In 1919, the young EB White, future New Yorker writer and author of Charlotte’s Web, took a class at Cornell University with a drill sergeant of an English professor named William Strunk Jr. Strunk assigned his self-published manual on composition entitled “The Elements of Style“, a 43-page list of rules of usage, principles of style and commonly misused words.
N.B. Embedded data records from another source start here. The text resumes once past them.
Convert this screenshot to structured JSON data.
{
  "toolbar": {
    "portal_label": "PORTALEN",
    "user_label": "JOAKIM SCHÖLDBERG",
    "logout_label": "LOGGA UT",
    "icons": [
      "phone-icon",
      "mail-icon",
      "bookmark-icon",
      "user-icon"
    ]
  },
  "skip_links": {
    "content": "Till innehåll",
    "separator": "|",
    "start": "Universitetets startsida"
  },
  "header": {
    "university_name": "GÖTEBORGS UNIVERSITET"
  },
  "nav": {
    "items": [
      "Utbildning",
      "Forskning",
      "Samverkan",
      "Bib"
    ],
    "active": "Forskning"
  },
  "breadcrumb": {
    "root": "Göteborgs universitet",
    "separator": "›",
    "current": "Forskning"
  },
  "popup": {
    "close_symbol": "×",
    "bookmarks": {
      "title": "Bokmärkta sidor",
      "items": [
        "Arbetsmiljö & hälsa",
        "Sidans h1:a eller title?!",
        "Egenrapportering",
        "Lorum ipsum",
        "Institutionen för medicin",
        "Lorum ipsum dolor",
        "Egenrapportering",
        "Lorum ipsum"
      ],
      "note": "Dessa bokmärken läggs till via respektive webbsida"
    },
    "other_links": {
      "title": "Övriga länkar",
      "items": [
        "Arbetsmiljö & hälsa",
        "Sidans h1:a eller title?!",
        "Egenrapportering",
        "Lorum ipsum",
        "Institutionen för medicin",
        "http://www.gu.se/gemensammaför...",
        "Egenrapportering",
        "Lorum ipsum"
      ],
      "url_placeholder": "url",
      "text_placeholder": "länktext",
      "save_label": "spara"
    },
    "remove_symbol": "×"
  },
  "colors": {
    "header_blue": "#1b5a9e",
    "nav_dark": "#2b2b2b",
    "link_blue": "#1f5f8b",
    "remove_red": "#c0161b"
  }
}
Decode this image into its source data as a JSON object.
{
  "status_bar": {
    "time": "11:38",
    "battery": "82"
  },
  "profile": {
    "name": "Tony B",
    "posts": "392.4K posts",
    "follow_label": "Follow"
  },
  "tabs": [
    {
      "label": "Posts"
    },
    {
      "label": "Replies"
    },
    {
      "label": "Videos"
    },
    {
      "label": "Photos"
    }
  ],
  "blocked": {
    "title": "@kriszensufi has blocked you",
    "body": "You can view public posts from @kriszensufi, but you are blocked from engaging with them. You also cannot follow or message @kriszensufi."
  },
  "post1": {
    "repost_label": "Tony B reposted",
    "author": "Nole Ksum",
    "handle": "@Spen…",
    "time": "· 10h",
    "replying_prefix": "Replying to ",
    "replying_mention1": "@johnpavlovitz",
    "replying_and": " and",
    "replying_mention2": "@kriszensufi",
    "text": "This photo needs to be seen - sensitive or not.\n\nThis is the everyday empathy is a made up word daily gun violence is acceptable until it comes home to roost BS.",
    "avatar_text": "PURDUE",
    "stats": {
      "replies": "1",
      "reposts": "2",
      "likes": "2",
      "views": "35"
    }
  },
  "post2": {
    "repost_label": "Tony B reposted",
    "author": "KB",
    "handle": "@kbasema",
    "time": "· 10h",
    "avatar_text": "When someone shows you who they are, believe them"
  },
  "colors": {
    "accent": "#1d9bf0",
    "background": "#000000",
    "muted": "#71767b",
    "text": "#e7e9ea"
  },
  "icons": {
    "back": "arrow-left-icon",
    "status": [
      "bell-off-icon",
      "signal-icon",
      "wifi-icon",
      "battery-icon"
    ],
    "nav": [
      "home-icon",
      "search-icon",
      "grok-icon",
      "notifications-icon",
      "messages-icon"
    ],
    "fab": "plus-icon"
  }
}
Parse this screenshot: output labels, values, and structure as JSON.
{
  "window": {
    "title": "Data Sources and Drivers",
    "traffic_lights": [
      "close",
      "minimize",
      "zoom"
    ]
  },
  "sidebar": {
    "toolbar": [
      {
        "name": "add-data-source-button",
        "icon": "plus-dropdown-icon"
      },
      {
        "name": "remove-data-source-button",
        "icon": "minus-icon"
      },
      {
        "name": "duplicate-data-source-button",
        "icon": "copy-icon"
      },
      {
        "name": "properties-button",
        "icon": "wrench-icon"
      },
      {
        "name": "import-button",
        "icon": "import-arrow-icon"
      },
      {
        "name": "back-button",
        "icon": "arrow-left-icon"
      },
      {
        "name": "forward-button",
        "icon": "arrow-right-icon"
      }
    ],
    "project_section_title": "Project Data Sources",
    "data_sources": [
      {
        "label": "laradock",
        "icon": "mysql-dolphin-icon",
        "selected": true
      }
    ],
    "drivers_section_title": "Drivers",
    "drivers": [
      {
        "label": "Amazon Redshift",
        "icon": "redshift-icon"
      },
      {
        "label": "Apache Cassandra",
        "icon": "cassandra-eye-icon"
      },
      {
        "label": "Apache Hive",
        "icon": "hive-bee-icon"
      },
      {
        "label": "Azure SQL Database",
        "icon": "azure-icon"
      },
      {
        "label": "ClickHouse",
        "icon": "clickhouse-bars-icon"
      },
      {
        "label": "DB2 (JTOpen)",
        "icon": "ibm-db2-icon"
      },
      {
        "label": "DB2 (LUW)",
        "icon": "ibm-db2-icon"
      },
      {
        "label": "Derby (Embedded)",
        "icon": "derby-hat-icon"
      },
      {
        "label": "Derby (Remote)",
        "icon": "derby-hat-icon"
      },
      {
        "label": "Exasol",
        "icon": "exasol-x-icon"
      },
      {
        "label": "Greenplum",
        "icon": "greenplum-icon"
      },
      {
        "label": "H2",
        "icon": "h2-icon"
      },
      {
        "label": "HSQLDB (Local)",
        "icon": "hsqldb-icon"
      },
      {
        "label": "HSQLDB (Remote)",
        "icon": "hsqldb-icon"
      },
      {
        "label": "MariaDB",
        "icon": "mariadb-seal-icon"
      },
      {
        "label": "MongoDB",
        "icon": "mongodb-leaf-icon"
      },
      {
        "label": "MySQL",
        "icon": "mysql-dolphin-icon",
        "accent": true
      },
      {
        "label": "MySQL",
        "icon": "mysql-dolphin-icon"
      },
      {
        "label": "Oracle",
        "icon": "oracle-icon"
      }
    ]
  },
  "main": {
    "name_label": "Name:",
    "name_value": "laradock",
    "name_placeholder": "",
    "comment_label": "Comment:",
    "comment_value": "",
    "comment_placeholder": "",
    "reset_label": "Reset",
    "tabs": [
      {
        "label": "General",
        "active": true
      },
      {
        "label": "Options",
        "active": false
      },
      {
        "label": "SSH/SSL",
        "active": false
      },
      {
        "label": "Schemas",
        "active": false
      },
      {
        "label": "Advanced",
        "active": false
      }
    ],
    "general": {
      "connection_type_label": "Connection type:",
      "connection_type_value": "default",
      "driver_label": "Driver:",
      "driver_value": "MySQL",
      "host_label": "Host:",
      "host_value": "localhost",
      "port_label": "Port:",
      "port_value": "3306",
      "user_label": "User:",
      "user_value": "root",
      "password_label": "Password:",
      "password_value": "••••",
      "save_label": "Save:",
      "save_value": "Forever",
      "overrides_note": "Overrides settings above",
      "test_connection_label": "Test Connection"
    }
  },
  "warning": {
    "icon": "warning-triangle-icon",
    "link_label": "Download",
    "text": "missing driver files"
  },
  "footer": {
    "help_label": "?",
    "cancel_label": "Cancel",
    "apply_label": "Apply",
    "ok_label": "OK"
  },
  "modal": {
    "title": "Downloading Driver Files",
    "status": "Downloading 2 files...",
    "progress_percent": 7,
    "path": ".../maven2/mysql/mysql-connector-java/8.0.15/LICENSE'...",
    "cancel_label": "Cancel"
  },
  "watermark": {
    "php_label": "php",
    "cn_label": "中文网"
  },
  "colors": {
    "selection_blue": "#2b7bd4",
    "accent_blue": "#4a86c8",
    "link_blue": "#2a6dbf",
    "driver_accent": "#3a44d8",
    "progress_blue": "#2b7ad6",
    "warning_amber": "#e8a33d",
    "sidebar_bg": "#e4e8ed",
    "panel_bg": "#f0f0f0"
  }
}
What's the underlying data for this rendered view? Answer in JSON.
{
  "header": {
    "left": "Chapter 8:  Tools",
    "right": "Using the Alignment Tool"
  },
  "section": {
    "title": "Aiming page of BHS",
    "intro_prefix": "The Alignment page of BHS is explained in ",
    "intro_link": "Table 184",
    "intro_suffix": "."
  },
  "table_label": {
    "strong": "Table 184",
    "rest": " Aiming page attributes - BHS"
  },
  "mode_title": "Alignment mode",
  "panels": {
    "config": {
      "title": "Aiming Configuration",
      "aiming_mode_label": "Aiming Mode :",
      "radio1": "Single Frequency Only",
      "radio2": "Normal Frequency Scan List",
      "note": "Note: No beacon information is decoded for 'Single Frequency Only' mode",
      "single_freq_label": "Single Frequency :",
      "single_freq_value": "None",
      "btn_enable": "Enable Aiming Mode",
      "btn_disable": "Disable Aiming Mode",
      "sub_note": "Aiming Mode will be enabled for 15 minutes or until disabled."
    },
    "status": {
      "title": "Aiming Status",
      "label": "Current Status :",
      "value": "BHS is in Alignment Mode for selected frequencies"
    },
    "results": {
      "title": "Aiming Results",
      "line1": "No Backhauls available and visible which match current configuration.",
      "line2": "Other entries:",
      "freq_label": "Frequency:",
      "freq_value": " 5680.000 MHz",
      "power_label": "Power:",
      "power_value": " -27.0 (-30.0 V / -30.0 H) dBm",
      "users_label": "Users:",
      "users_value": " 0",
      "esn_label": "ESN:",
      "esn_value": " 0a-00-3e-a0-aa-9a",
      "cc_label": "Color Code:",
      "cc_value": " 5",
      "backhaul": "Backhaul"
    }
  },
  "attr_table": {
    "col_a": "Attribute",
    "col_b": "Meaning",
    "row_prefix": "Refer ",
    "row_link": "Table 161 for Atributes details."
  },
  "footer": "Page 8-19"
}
It was a brief for brevity. “Vigorous writing is concise,” Strunk wrote. “When a sentence is made stronger, it usually becomes shorter.” Half a century later, when preparing his old professor’s manuscript for publication, White added an essay of his own underlining the argument for concision in moral terms. “Do not overwrite,” he instructed. “Rich, ornate prose is hard to digest, generally unwholesome, and sometimes nauseating.” Strunk & White, as the combined work came to be known, was issued in 1959 and went on to become a defining American statement of what constituted good writing, with 10m copies sold, and counting. Its final rule summoned the whole: “Prefer the standard to the offbeat.”
Though never explicitly political, The Elements of Style is unmistakably a product of its time. Its calls for “vigour” and “toughness” in language, its analogy of sentences to smoothly functioning machines, its distrust of vernacular and foreign language phrases all conform to that disciplined, buttoned-down and most self-assured stretch of the American century from the armistice through the height of the cold war. A time before race riots, feminism and the collapse of the gold standard. It is a book full of sound advice addressed to a class of all-male Ivy-Leaguers wearing neckties and with neatly parted hair. This, of course, is part of its continuing appeal. It is spoken in the voice of unquestioned authority in a world where that no longer exists. As Lorin Stein, the new editor of the celebrated literary magazine The Paris Review, recently put it to me: “It’s like a national superego.” And when it comes to an activity as variable, difficult and ultimately ungovernable as writing sentences, the allure of rules that dictate brevity and concreteness is enduring.